1. hemodynamics, infection, cigarette smoke, cytokines, hypercholesterolemia

2. Systemic endothelial dysfunction

3. Usually no associated w/ endothelial denudation in humans

4. Promotes ingress of WBCs, MACs

5. Increase in endothelial permeability

6. Produces endothelial cell gene product alterations
What is the role of Hypercholesterolemia and Abnl Lipoproteinemia in EC activation?
Hypercholesterolemia:
- Atheromatous plaques contain plasma derived CH and CH-E
- Oxidized LDL
- Genetic defects in CH metab
- Reduction of serum CH helps

Lipoproteinemia Abnormalities:
- Inc. LDL cholesterol levels
- Dec. HDL cholesterol levels
- Inc. Lp(a)
Role of SMCs in atheroscleroisis pathogenesis
1. Migrate from media to intima and proliferate

2. Synthesize and deposit ECM material incl. collagen
--> converts fatty streak to fibrofatty streak
--> development of fibrous cap
Role of Inflammatory Cells in atherogenesis
Recruitment of monocytes:
- adheare to endothelium and migrate into intima
- transform into MACs (foam cells)

T-Lymphocytes (CD4,8)
- Inflammatory cytokines (INF-G, TNF-B)
-Fibrogenic mediators, SMC replication
Clinical significance of small artery atherosclerotic lesions
Comprimise blood flow--> ischemic injury

Plaque disruption --> obstructive thrombosis
Clinical significance of large artery atherosclerotic lesions
- Luminal narrowing
- Damage media
- Produce aneurysms
- Shed embolic material to distant sites
What are the three patterns of arteriosclerosis?

Name all three, including variants, and the vessel size affected in each
Three patterns:
(1) Arteriolosclerosis (small art. and arterioles)
--> Hyaline - hyaline thickening of arteriolar walls. In kidney (benign nephrosclerosis) assoc. with benign hypertension
--> Hyperplastic - proliferative changes marked by concentric, laminated "onion skin" thickening of arteriolar walls.

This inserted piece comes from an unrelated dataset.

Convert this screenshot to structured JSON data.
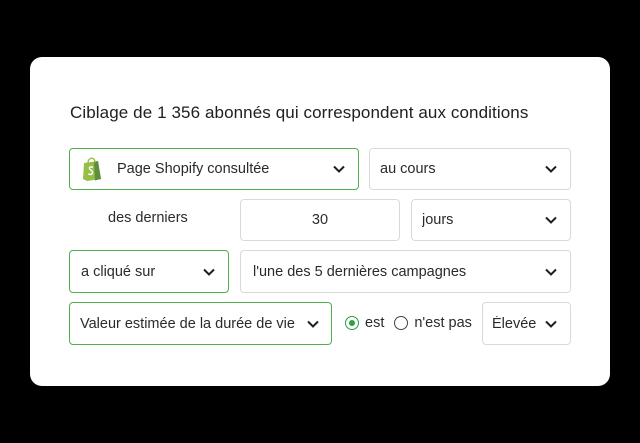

Accompanied by necrotizing arteriolitis, intramural deposition of fibrinoid material in arterioles w. vascular necrosis and inflammation. In kidney (malignant neprhrosclerosis) assoc. w/ malig htn

(2) Monckeberg arteriosclerosis (medial calcific sclerosis) inv. media of medium-sized muscular arteries, usually radial and ulner. DOES NOT OBSTUCT BLOOD FLOW!

(3) Atherosclerosis (most freq) - medium-sized and large elastic arteries
Current concept of pathogenesis of atherosclerosis
Primary event - injury to (or dysfunction of) arterial endothelium, which may be produced by hypercholesterolemia, mechanical injury, HTN, immune mechanisms, toxins, viruses, or other infectious agents.

Hyperlipidemia may initiate endothelial inury, promote foam cell formation, act as a chemoattractant for monocytes, inhibit MAC motility, or injury smooth muscle cells